WHAT YOU SHOULD DO: Examine each line of the data, and copy the ones containing "this".
>>>
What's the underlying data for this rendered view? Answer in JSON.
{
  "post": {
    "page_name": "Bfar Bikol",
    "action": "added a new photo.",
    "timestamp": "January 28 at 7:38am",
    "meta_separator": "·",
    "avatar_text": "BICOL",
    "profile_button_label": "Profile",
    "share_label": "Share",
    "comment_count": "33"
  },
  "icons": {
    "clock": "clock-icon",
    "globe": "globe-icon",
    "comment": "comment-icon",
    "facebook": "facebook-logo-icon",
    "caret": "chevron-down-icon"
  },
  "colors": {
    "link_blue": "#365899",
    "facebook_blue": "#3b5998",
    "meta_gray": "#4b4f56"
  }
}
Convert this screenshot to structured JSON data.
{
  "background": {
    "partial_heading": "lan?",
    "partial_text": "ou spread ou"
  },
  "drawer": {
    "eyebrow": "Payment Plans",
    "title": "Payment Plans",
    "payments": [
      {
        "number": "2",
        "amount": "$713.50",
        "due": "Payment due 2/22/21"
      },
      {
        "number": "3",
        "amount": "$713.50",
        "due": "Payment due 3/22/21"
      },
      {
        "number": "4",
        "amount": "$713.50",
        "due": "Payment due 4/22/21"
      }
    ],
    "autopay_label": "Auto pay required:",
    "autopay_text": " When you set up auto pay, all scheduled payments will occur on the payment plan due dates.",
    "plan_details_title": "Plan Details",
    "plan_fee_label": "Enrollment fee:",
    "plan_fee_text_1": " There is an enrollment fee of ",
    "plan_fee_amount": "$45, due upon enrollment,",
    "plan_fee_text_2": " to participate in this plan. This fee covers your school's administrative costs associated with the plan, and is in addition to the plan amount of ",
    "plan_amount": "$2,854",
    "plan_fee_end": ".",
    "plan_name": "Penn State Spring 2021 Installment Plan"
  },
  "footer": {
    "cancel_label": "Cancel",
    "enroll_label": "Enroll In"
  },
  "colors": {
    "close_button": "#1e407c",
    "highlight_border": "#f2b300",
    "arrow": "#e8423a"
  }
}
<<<
ANSWER SPACE:
What's the underlying data for this rendered view? Answer in JSON.
Convert this screenshot to structured JSON data.
    "plan_fee_text_2": " to participate in this plan. This fee covers your school's administrative costs associated with the plan, and is in addition to the plan amount of ",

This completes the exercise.